If you need help shifting the pounds, there’s a host of info and practical advice from www.achieveoxfordshire.co.ukwww.oxspa.co.uk, and for male footie fans who want to get back in action on the pitch, there’s the popular FA-endorsed Man v Fat leagues in Oxford, Bicester and Banbury (www.manvfat.com)

Mental health

Being mentally well in pregnancy is just as important as your physical health. General ways individuals can improve their mental health include the five ways to wellbeing; Be active, connect with friends and family, keep learning, give to others, be mindful of your thoughts and feelings.

If you feel you need support, contact the friendly and helpful team at Oxfordshire Mind (www.oxfordshiremind.org.uk)

Planning ahead

Folic acid: Ideally, this should be taken two to three months before conception to protect against problems with the baby’s brain and spinal cord.

Contraception: Some methods can affect fertility for some time after stopping.
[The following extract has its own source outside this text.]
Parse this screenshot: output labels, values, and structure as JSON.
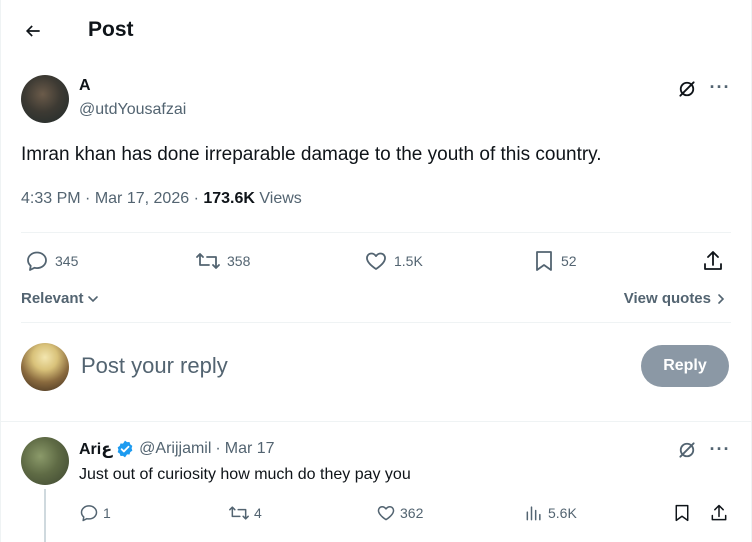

If you are thinking about planning a family, talk to your GP for more advice.

Health: If you have any pre-existing medical issues, especially if you are on medication, speak to your GP before trying to conceive

As part of the ‘Getting Fit For A Family’ campaign, the Public Health team has published a handy leaflet to ensure both mums and dads-to-be are in tip-top condition.

The leaflet, which is available from GP surgeries and sexual health clinics through to health visitors and maternity services, details many of the county council-commissioned services and partner organisations which offer support and keep Oxfordshire thriving.

Donna Husband, Head of Commissioning Health Improvement at Oxfordshire County Council’s Public Health department, said: “There is a lot of information for women about pre-conception and pregnancy, however there isn’t much for men.

“We want to speak to people planning a pregnancy about their health when trying to conceive as it doesn’t just have a short-term effect on the baby but can have lifelong effects on your children.

“For example, there are 2,200 premature births and 5,000 miscarriages caused by smoking every year in the UK - smoking can also cause fertility problems in men.”

For more advice on a healthy pregnancy visit Oxfordshire County Council’s dedicated page here https://bit.ly/2Nwvdrb